“We have no money to go to hospital, no money to buy food, no money even to get transport to the bank to get the little that is available at the end or beginning of the month,

“What we are faced with is in a sense, a national disaster because at the end of the day, while we are suffering like this, we have the youth, we have people that are working, that will have the same challenge when they go on pension unless something changes and change drastically,” NSSA Pensioners Advocacy representative Denford Mangwiro said.

Mangwiro further explained the recent meagre pay-outs that pensioners receive are not enough to cover healthcare services let alone their families.

“Pensioners are starving and their legal dependents are failing to access reasonable health services and their dependents are being chased away from school and failing to pay school fees which is contrary to Section 75 of the Constitution- the right to Education and Section 76, the Right to health care. Pensioners have been denied their right to decent accommodation too.”

He alleged that NSSA management was abusing the pension fund.

Mangwiro told the committee the allegations he alluded to were based on the Forensic Audits that exposed gross mismanagement of the funds.

However, Public Service Secretary Simon Masanga defended NSSA adding that the government pension insurer was not solely responsible for the pensioners’ predicament.

Masanga said NSSA was the only government entity which had been able to cover pensioners as most had collapsed.

“There have been many occupational pension funds and some have folded and at some parastatal where l used to be a board member, the pension fund is now nowhere to be seen.

“I am happy that NSSA continues to swim and we continue fighting for the situation to improve the pension payout,” Masanga told the Parliamentary committee.

NSSA acting general manager Charles Shava argued that NSSA, at one point, used to pay a minimum pension of up to US$100 saying the figure fell to around US$30 but was now growing back from between US$30 and US$40 a month to current figure of around US$50 a month.

“Our pensioners are demanding immediate pension relief, for the past two years, we have been revising our payouts from January 2022 to about September 2023 every month taking into account the inflation that was going on. We only review our payouts upwards once we feel we have enough resources,” Shava said.
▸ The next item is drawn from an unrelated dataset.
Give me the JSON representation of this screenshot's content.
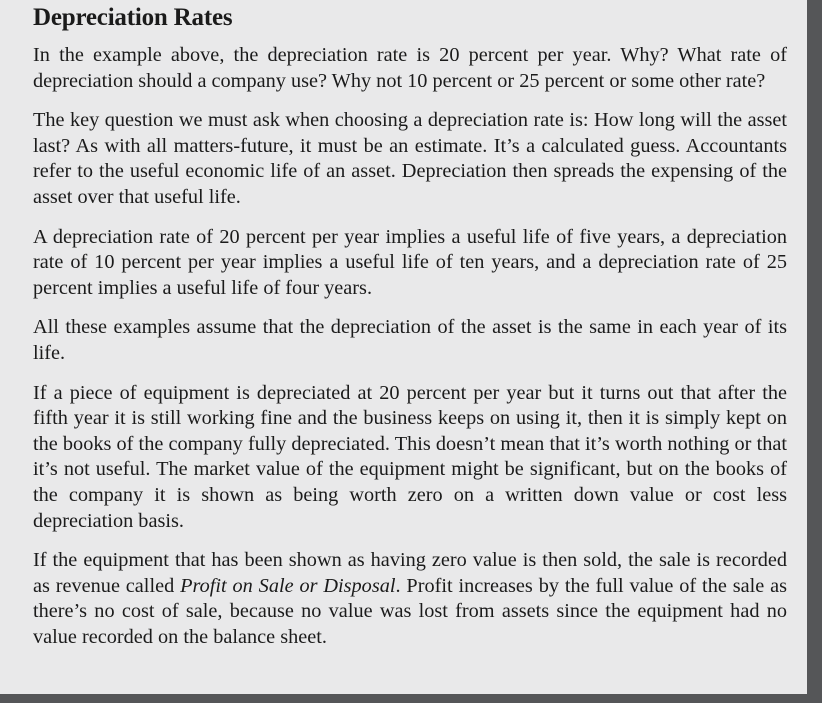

Regarding complaints about its investments, Shava said these were very limited and a very low investment income which has now been pushed up to 15%.

“We respect the right to life of our pensioners but the scheme is not the main pension.

On the allegations of abuse of pension funds by management, Shava responded, “I can confirm that those allegations of abuse of NSSA contributions by management are taken very seriously.

“In cases where these have been proven, some people have been prosecuted and some have been jailed. Law enforcement agents have also done their part in investigating the allegations. We take a no-nonsense approach to corruption.”

NSSA has allegedly lost millions of USD due to corruption mainly involving former Cabinet ministers, and its top management in recent years.

NSSA was established in 1990 due to a gap in social security. Currently, NSSA is operating national social security schemes which are the Pension and other benefits schemes and the Accident and Prevention and Workmen’s Compensation scheme, a workers’ protection scheme.

Shava stated that NSSA was trying to address current challenges to make sure the pensioners get the benefit of their contributions.

“When the NSSA pension scheme was designed, it was done in such a way it would coexist with other pension schemes. It is not the ultimate pension.

“NSSA contributions are very small compared to other deductions on one’s pay slip. You can only get a NSSA pension if you already have an occupational pension which goes for 20 percent.

“We only deduct 9% as NSSA,  4,5% from the employer and the other half from the employee on the cap which is currently US$700. It is called a Partially Funded Pay As You Go Scheme; meaning we pay benefits from the amount we collect every month. We also pay our pensioners from investments’ income, meaning we can increase our payouts if we have a surplus,” Shava told the Parliamentary committee.